After the Supreme Court’s decision in Alice v. CLS Bank, many in the patent community have faced frustration in trying to understand when software-related inventions are patent eligible. A recent Federal Circuit decision provides some much-needed guidance on this question.

Copyright: hywards / 123RF Stock Photo
Copyright: hywards / 123RF Stock Photo

The court in Enfish LLC v. Microsoft (Fed. Cir. 2016) disagreed with a lower court ruling that claims covering a self-referential table were patent ineligible because they were directed to an abstract idea. The court found that the claims were instead “directed to a specific improvement to the way computers operate, embodied in a self-referential table.”

The court explained, “[w]e do not read Alice to broadly hold that all improvements in computer-related technology are inherently abstract…nor do we think that claims directed to software, as opposed to hardware, are inherently abstract…[s]oftware can make non-abstract improvements to computer technology just as hardware improvements can, and sometimes improvements can be accomplished through either route.”

Further, the court determined the claims at issue were patent eligible because, unlike claims in previously decided cases which recited use of an abstract mathematical formula on any general purpose computer, or covered tasks ordinarily performed by a computer, the indexing technique embodied by the claims in Enfish was directed to a specific improvement to computer functionality – specifically the ability of a computer to perform faster searches of data than it could using a relational model.
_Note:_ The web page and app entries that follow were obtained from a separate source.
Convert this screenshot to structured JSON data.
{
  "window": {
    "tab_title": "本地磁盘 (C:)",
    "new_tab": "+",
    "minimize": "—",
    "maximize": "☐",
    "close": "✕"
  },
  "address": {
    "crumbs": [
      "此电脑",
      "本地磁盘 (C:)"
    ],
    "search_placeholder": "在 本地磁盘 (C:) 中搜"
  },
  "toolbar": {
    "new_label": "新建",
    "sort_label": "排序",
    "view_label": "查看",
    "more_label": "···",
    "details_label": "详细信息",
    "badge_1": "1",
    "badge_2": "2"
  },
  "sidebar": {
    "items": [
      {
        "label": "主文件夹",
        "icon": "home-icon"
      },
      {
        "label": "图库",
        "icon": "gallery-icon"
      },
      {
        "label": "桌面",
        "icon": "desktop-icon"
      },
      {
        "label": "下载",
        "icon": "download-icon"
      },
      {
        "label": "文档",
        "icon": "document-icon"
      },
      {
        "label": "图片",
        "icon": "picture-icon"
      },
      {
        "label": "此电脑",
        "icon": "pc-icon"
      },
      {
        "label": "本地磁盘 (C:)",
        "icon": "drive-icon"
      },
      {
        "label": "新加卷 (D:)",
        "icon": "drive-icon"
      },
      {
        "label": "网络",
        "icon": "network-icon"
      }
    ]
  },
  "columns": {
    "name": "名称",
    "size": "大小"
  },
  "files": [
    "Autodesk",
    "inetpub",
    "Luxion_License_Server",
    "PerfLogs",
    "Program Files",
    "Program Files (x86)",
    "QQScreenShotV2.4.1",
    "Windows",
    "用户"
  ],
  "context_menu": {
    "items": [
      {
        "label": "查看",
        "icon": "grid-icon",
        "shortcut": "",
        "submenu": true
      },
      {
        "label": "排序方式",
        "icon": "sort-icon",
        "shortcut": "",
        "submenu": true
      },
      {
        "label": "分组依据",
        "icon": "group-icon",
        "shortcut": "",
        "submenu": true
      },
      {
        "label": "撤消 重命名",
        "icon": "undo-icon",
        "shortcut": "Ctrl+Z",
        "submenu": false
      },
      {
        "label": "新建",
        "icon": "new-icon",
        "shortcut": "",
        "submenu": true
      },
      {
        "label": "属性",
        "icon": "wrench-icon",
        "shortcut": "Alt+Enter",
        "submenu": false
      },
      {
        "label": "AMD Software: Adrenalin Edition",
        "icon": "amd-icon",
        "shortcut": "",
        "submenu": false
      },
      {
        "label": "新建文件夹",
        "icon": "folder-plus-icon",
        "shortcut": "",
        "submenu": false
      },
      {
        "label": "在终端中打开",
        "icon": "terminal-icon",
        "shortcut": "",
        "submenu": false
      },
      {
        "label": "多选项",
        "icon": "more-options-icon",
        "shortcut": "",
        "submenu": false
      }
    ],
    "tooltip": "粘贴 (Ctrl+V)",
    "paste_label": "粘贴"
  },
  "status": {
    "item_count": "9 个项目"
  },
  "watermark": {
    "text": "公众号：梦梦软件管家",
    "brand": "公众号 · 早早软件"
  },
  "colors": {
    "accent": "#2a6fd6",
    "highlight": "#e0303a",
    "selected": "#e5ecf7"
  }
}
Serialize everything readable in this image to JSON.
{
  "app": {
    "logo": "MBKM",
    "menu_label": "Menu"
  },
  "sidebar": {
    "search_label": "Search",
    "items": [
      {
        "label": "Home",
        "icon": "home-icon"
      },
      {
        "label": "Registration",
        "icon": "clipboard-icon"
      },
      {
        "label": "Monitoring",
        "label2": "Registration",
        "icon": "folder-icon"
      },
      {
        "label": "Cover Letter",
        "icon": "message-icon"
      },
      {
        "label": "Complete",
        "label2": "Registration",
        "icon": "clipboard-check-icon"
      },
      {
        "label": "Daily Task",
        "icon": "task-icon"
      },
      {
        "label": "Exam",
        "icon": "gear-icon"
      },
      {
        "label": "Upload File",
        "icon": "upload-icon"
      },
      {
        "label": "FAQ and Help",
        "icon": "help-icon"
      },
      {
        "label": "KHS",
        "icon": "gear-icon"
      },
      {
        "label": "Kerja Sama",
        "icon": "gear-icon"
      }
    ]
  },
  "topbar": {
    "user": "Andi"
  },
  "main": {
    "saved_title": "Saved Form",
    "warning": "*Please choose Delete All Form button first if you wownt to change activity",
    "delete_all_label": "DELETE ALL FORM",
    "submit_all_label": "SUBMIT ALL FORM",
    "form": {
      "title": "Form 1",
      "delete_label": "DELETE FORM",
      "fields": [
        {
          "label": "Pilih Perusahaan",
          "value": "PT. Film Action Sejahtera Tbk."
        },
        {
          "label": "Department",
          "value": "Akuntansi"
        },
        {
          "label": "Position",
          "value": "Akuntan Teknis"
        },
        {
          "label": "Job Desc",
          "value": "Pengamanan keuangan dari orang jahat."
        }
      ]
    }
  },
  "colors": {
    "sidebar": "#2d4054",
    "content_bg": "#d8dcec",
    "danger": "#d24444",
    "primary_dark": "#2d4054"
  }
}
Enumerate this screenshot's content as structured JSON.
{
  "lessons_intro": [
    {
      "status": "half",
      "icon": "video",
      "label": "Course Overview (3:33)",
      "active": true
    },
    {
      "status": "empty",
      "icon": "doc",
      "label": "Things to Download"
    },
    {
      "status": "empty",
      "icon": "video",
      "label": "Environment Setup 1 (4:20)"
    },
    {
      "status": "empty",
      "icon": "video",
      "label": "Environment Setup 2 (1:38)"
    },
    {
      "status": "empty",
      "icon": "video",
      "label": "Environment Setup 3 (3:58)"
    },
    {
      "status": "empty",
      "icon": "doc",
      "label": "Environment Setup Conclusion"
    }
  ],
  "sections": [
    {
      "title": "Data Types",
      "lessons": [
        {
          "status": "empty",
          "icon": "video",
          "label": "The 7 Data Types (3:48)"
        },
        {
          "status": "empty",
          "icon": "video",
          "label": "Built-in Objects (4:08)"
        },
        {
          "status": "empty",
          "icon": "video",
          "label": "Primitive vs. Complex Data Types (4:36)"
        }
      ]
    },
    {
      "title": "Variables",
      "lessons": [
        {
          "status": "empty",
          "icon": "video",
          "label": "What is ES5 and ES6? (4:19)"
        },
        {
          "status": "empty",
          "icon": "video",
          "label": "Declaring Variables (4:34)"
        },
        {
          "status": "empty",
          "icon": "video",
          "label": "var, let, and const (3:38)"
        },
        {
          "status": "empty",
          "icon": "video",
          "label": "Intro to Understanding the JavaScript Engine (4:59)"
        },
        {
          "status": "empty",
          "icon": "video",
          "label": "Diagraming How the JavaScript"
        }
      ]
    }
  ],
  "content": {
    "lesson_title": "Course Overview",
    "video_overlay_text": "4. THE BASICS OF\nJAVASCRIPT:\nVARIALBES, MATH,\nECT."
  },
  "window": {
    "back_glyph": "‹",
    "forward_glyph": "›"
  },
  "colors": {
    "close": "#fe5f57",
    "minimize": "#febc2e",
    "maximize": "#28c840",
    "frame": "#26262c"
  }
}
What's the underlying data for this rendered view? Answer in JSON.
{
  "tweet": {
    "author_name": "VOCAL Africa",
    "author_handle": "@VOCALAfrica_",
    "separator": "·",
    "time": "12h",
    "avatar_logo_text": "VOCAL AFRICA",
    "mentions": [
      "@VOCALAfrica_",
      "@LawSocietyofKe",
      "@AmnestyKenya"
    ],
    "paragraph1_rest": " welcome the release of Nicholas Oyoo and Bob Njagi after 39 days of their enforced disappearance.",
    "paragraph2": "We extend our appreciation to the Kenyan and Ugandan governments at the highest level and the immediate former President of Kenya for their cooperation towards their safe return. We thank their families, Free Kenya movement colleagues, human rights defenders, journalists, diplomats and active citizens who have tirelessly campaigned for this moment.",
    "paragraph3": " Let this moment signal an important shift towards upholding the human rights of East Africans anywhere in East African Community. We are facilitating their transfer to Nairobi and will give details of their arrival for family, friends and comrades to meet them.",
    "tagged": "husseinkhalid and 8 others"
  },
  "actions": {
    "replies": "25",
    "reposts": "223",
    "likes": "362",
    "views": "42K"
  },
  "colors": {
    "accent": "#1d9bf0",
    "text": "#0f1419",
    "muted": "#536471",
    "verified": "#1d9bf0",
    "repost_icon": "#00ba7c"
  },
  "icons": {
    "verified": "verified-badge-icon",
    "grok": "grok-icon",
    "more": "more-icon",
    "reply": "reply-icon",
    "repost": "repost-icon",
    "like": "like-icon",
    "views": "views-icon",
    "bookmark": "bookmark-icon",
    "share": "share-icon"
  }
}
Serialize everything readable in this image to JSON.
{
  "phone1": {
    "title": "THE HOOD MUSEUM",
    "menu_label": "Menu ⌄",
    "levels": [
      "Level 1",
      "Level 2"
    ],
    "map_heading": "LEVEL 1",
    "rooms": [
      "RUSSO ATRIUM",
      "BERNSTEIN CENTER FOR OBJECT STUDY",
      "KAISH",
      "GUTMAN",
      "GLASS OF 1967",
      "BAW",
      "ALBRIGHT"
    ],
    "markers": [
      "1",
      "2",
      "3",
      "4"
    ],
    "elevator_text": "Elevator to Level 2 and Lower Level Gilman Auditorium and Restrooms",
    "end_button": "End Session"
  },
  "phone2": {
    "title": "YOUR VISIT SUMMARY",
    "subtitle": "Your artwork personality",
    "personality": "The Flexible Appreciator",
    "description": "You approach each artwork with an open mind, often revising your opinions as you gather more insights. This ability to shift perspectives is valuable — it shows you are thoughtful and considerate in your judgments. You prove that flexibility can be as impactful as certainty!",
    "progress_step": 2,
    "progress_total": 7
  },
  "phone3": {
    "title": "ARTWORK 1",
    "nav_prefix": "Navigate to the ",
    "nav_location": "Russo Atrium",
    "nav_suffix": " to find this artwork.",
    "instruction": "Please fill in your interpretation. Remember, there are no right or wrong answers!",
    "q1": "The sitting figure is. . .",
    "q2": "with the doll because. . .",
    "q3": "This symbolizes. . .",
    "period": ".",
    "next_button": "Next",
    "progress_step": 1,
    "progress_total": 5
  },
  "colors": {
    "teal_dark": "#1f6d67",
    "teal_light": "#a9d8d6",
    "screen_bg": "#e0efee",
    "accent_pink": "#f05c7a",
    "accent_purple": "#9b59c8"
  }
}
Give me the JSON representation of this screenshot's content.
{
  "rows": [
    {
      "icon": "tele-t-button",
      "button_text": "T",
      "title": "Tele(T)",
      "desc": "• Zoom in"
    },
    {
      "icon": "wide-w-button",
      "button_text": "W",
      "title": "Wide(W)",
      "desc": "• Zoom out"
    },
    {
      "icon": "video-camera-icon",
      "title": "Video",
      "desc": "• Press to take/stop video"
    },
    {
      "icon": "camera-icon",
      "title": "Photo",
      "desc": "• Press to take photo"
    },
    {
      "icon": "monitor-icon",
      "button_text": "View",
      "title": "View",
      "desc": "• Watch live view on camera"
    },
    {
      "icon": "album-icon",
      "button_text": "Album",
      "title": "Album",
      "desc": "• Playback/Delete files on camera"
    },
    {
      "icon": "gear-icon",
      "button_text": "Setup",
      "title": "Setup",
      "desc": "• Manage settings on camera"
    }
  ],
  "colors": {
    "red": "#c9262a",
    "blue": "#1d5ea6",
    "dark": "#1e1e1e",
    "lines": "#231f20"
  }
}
As such, the Federal Circuit’s decision in Enfish has provided a glimmer of hope to applicants and patent holders seeking to protect software-related inventions that in some way improve the functioning of a computer.